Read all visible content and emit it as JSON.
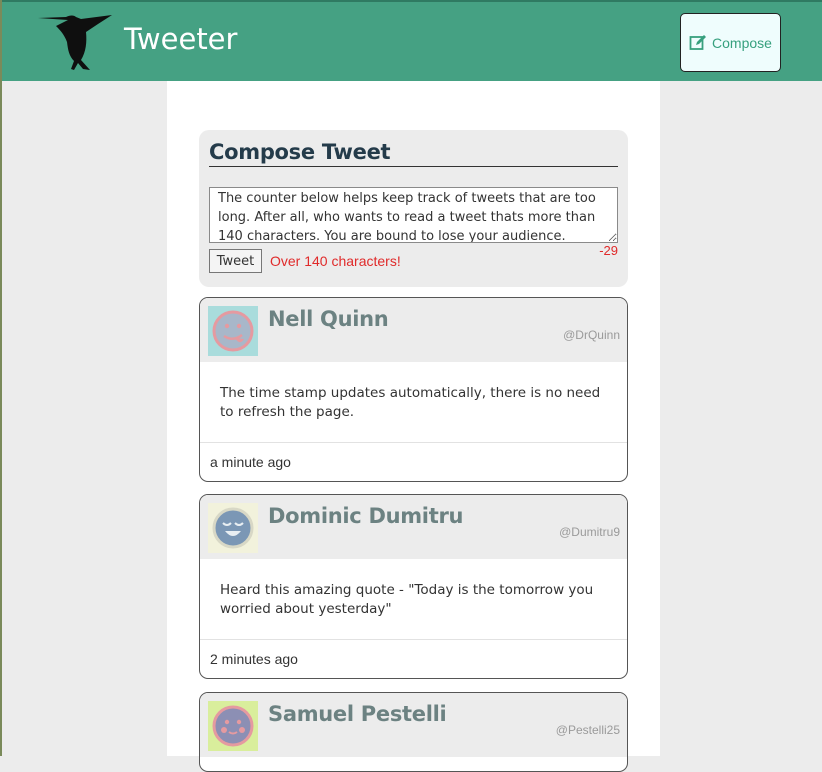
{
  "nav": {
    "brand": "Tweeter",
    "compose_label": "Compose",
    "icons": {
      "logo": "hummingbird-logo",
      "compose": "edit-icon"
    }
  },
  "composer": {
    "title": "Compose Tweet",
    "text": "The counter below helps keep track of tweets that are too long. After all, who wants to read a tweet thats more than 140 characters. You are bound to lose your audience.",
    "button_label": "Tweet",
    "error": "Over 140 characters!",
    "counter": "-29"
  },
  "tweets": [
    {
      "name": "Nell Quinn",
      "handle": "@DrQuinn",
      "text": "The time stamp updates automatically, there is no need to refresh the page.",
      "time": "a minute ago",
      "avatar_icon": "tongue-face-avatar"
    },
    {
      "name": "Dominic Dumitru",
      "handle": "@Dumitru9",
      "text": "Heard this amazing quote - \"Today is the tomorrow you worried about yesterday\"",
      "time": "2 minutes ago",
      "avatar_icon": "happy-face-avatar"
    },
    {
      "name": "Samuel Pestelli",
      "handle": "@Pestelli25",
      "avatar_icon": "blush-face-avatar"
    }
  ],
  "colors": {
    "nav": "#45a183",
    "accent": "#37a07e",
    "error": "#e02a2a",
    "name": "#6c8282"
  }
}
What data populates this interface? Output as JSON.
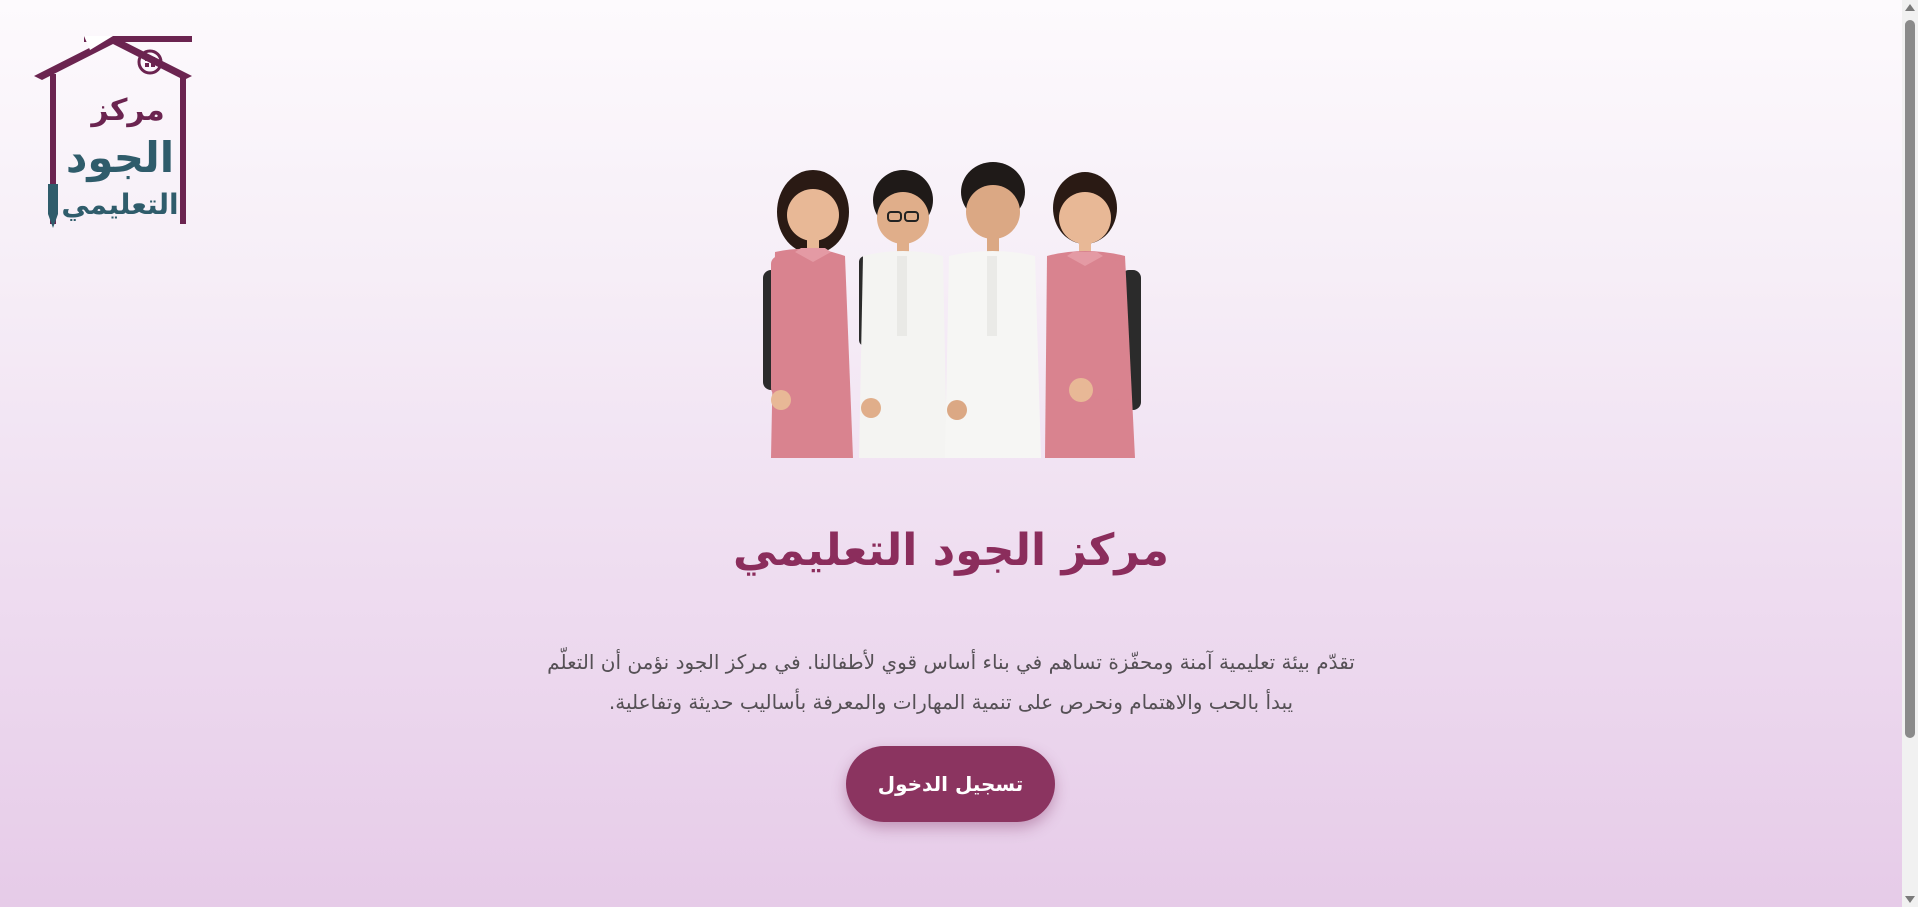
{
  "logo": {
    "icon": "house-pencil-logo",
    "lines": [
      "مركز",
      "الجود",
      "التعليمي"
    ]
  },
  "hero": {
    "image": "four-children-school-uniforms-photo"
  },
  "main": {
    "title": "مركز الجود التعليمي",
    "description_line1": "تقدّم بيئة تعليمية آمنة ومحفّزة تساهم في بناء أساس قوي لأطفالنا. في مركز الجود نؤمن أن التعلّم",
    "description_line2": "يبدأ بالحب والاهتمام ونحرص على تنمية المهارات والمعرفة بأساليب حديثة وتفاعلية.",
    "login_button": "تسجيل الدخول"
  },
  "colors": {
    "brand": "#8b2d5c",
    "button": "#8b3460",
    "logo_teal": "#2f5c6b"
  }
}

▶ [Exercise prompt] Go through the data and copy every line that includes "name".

▶ [Response for this exercise]
      "name": "Nell Quinn",
      "name": "Dominic Dumitru",
      "name": "Samuel Pestelli",
    "name": "#6c8282"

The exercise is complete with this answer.